═══ SUPPLIED RECORDS ═══

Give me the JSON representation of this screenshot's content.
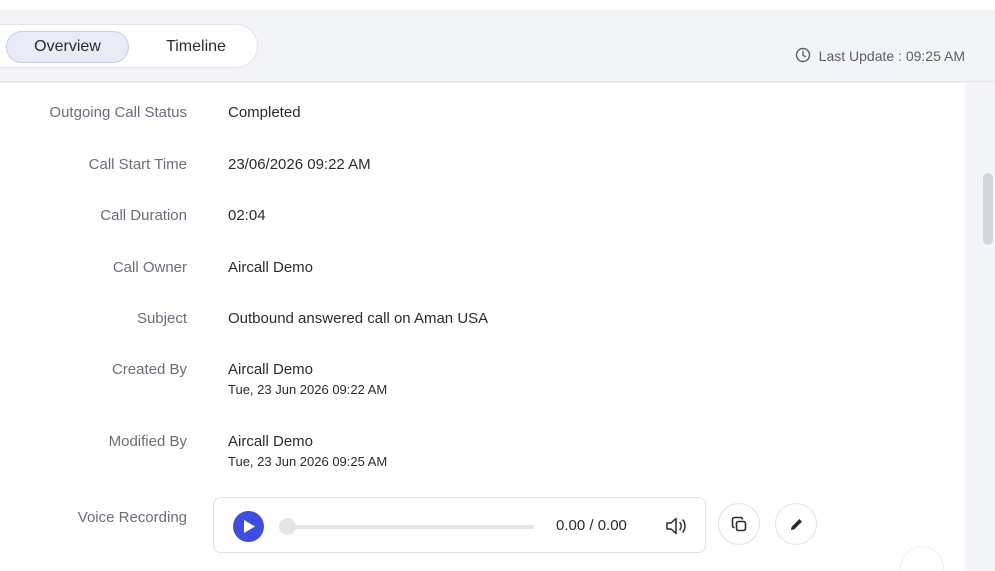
{
  "tabs": [
    {
      "label": "Overview",
      "active": true
    },
    {
      "label": "Timeline",
      "active": false
    }
  ],
  "last_update": {
    "text": "Last Update : 09:25 AM",
    "icon": "clock-icon"
  },
  "fields": {
    "outgoing_call_status": {
      "label": "Outgoing Call Status",
      "value": "Completed"
    },
    "call_start_time": {
      "label": "Call Start Time",
      "value": "23/06/2026 09:22 AM"
    },
    "call_duration": {
      "label": "Call Duration",
      "value": "02:04"
    },
    "call_owner": {
      "label": "Call Owner",
      "value": "Aircall Demo"
    },
    "subject": {
      "label": "Subject",
      "value": "Outbound answered call on Aman USA"
    },
    "created_by": {
      "label": "Created By",
      "value": "Aircall Demo",
      "timestamp": "Tue, 23 Jun 2026 09:22 AM"
    },
    "modified_by": {
      "label": "Modified By",
      "value": "Aircall Demo",
      "timestamp": "Tue, 23 Jun 2026 09:25 AM"
    },
    "voice_recording": {
      "label": "Voice Recording"
    }
  },
  "player": {
    "time": "0.00 / 0.00",
    "progress": 0,
    "play_icon": "play-icon",
    "volume_icon": "volume-icon"
  },
  "actions": {
    "copy_icon": "copy-icon",
    "edit_icon": "pencil-icon"
  },
  "colors": {
    "accent": "#3e4fe0",
    "active_tab_bg": "#e9ebf7",
    "header_bg": "#f3f4f7"
  }
}
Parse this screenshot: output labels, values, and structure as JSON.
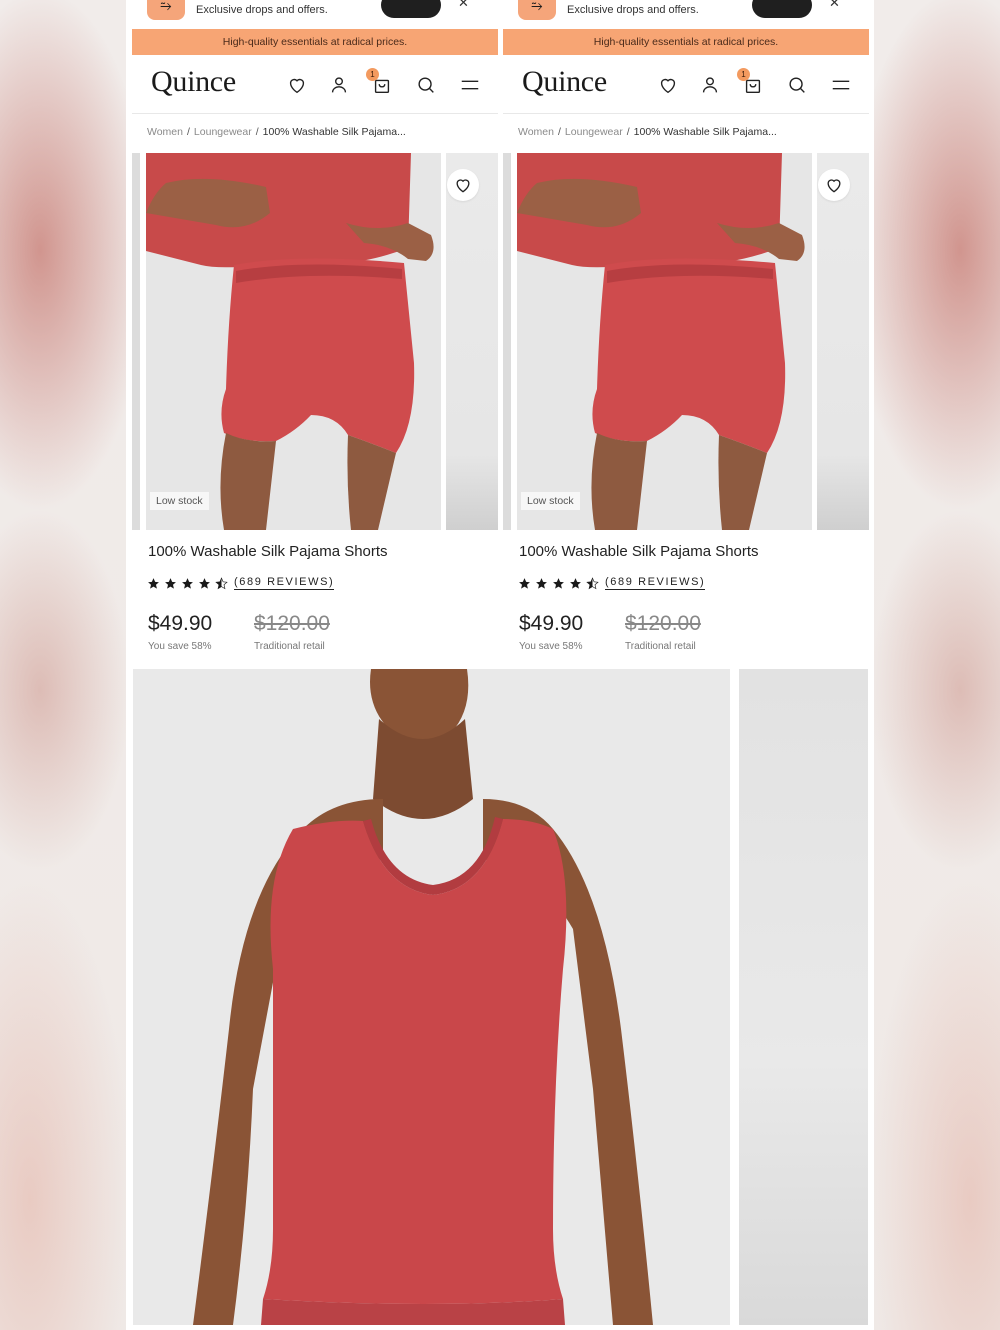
{
  "strip": {
    "text": "Exclusive drops and offers."
  },
  "promo": {
    "text": "High-quality essentials at radical prices."
  },
  "brand": {
    "name": "Quince"
  },
  "header": {
    "cart_count": "1"
  },
  "breadcrumb": {
    "items": [
      "Women",
      "Loungewear",
      "100% Washable Silk Pajama..."
    ]
  },
  "product": {
    "badge": "Low stock",
    "name": "100% Washable Silk Pajama Shorts",
    "rating": 4.5,
    "reviews": "(689 REVIEWS)",
    "price": "$49.90",
    "savings": "You save 58%",
    "retail_price": "$120.00",
    "retail_label": "Traditional retail"
  },
  "icons": [
    "app-logo-icon",
    "close-icon",
    "heart-icon",
    "account-icon",
    "bag-icon",
    "search-icon",
    "menu-icon",
    "star-icon"
  ],
  "colors": {
    "promo_bg": "#f7a574",
    "accent": "#f39a5f",
    "product_red": "#c8454a"
  }
}
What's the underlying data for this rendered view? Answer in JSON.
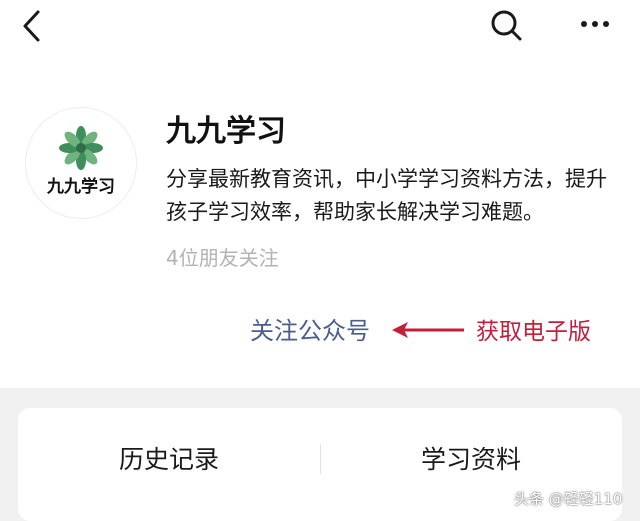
{
  "header": {
    "back_icon": "chevron-left-icon",
    "search_icon": "search-icon",
    "more_icon": "more-dots-icon"
  },
  "profile": {
    "avatar_text": "九九学习",
    "name": "九九学习",
    "description": "分享最新教育资讯，中小学学习资料方法，提升孩子学习效率，帮助家长解决学习难题。",
    "followers": "4位朋友关注",
    "follow_label": "关注公众号",
    "annotation": "获取电子版"
  },
  "menu": {
    "items": [
      {
        "label": "历史记录"
      },
      {
        "label": "学习资料"
      }
    ]
  },
  "watermark": "头条 @轻轻110",
  "colors": {
    "link": "#4a5d8c",
    "annotation": "#c21f3a",
    "muted": "#b3b3b3",
    "background_gray": "#f1f1f1",
    "logo_green": "#3e8f5c"
  }
}
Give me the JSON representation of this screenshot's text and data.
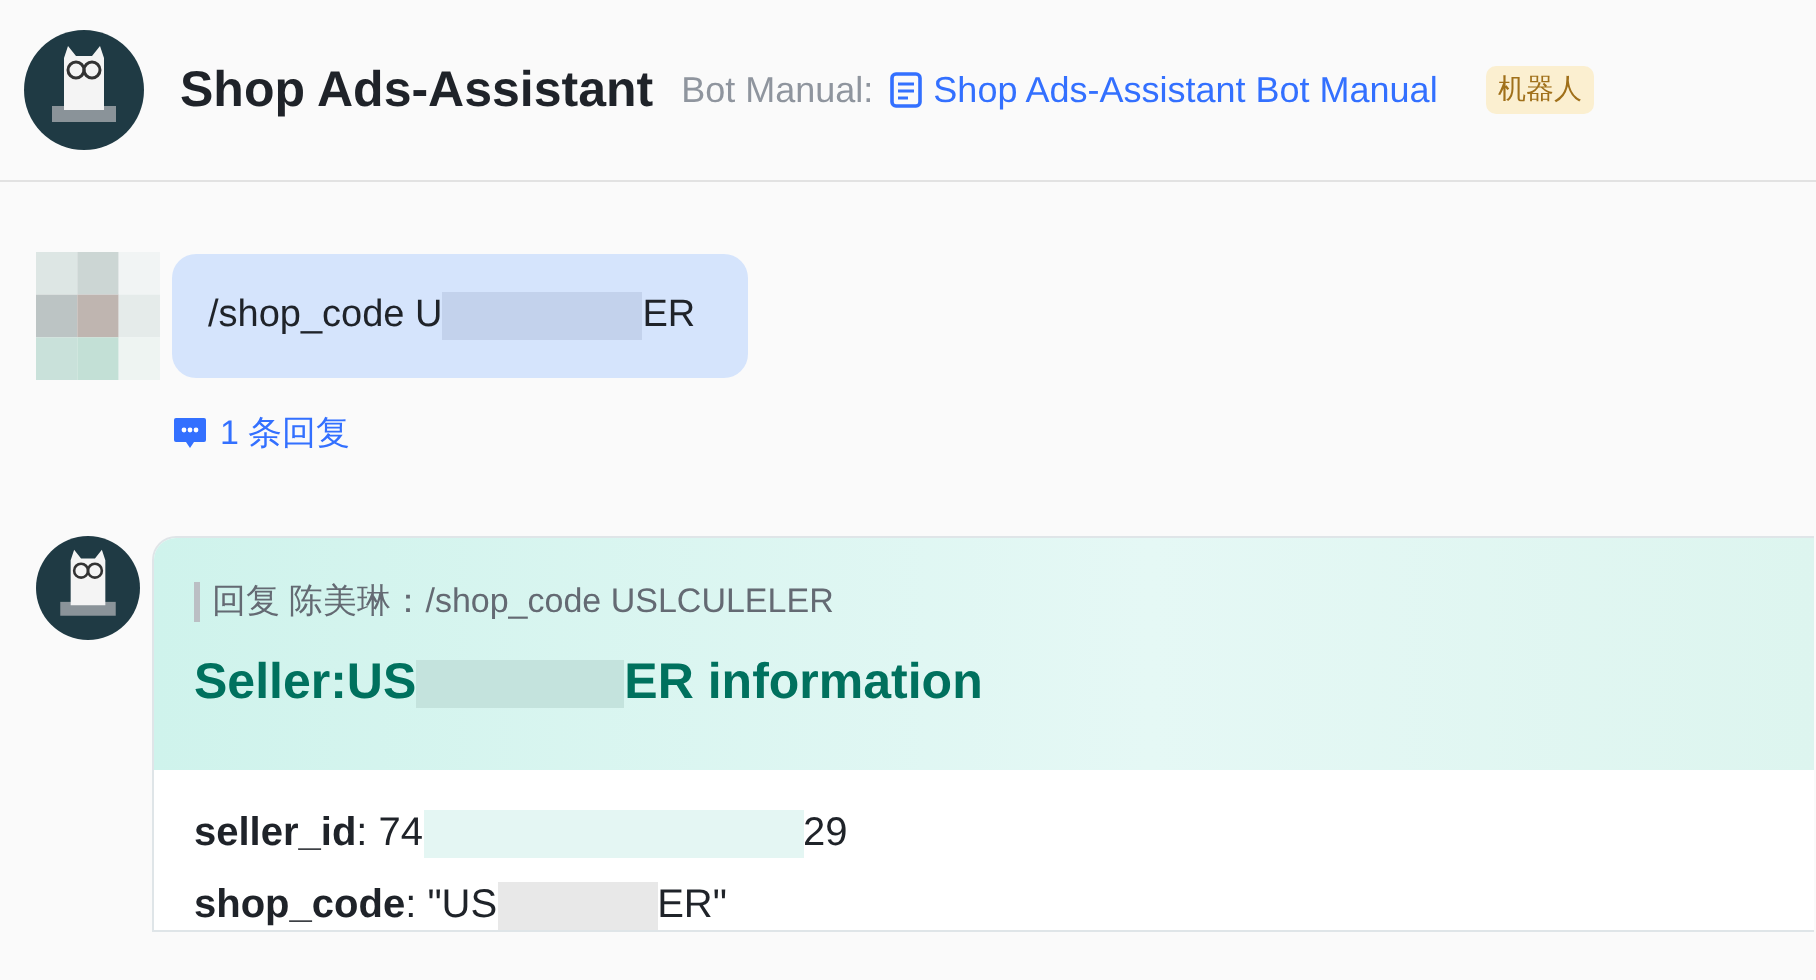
{
  "header": {
    "title": "Shop Ads-Assistant",
    "manual_label": "Bot Manual:",
    "manual_link": "Shop Ads-Assistant Bot Manual",
    "badge": "机器人"
  },
  "user_message": {
    "before": "/shop_code U",
    "after": "ER",
    "reply_count": "1 条回复"
  },
  "bot_card": {
    "quote": "回复 陈美琳：/shop_code USLCULELER",
    "title_before": "Seller:US",
    "title_after": "ER information",
    "fields": [
      {
        "before": "**seller_id**: 74",
        "after": "29"
      },
      {
        "before": "**shop_code**: \"US",
        "after": "ER\""
      }
    ]
  }
}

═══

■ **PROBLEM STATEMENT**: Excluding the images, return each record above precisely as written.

■ **RESPONSE FOR THIS EXERCISE**:
Give me the JSON representation of this screenshot's content.
{
  "tabs": [
    {
      "label": "Overview",
      "active": true
    },
    {
      "label": "Timeline",
      "active": false
    }
  ],
  "last_update": {
    "text": "Last Update : 09:25 AM",
    "icon": "clock-icon"
  },
  "fields": {
    "outgoing_call_status": {
      "label": "Outgoing Call Status",
      "value": "Completed"
    },
    "call_start_time": {
      "label": "Call Start Time",
      "value": "23/06/2026 09:22 AM"
    },
    "call_duration": {
      "label": "Call Duration",
      "value": "02:04"
    },
    "call_owner": {
      "label": "Call Owner",
      "value": "Aircall Demo"
    },
    "subject": {
      "label": "Subject",
      "value": "Outbound answered call on Aman USA"
    },
    "created_by": {
      "label": "Created By",
      "value": "Aircall Demo",
      "timestamp": "Tue, 23 Jun 2026 09:22 AM"
    },
    "modified_by": {
      "label": "Modified By",
      "value": "Aircall Demo",
      "timestamp": "Tue, 23 Jun 2026 09:25 AM"
    },
    "voice_recording": {
      "label": "Voice Recording"
    }
  },
  "player": {
    "time": "0.00 / 0.00",
    "progress": 0,
    "play_icon": "play-icon",
    "volume_icon": "volume-icon"
  },
  "actions": {
    "copy_icon": "copy-icon",
    "edit_icon": "pencil-icon"
  },
  "colors": {
    "accent": "#3e4fe0",
    "active_tab_bg": "#e9ebf7",
    "header_bg": "#f3f4f7"
  }
}
Parse this screenshot: output labels, values, and structure as JSON.
{
  "strip": {
    "text": "Exclusive drops and offers."
  },
  "promo": {
    "text": "High-quality essentials at radical prices."
  },
  "brand": {
    "name": "Quince"
  },
  "header": {
    "cart_count": "1"
  },
  "breadcrumb": {
    "items": [
      "Women",
      "Loungewear",
      "100% Washable Silk Pajama..."
    ]
  },
  "product": {
    "badge": "Low stock",
    "name": "100% Washable Silk Pajama Shorts",
    "rating": 4.5,
    "reviews": "(689 REVIEWS)",
    "price": "$49.90",
    "savings": "You save 58%",
    "retail_price": "$120.00",
    "retail_label": "Traditional retail"
  },
  "icons": [
    "app-logo-icon",
    "close-icon",
    "heart-icon",
    "account-icon",
    "bag-icon",
    "search-icon",
    "menu-icon",
    "star-icon"
  ],
  "colors": {
    "promo_bg": "#f7a574",
    "accent": "#f39a5f",
    "product_red": "#c8454a"
  }
}
What's the underlying data for this rendered view? Answer in JSON.
{
  "header": {
    "back_icon": "chevron-left-icon",
    "search_icon": "search-icon",
    "more_icon": "more-dots-icon"
  },
  "profile": {
    "avatar_text": "九九学习",
    "name": "九九学习",
    "description": "分享最新教育资讯，中小学学习资料方法，提升孩子学习效率，帮助家长解决学习难题。",
    "followers": "4位朋友关注",
    "follow_label": "关注公众号",
    "annotation": "获取电子版"
  },
  "menu": {
    "items": [
      {
        "label": "历史记录"
      },
      {
        "label": "学习资料"
      }
    ]
  },
  "watermark": "头条 @轻轻110",
  "colors": {
    "link": "#4a5d8c",
    "annotation": "#c21f3a",
    "muted": "#b3b3b3",
    "background_gray": "#f1f1f1",
    "logo_green": "#3e8f5c"
  }
}
Give me the JSON representation of this screenshot's text and data.
{
  "header": {
    "title": "Shop Ads-Assistant",
    "manual_label": "Bot Manual:",
    "manual_link": "Shop Ads-Assistant Bot Manual",
    "badge": "机器人"
  },
  "user_message": {
    "before": "/shop_code U",
    "after": "ER",
    "reply_count": "1 条回复"
  },
  "bot_card": {
    "quote": "回复 陈美琳：/shop_code USLCULELER",
    "title_before": "Seller:US",
    "title_after": "ER information",
    "fields": [
      {
        "before": "**seller_id**: 74",
        "after": "29"
      },
      {
        "before": "**shop_code**: \"US",
        "after": "ER\""
      }
    ]
  }
}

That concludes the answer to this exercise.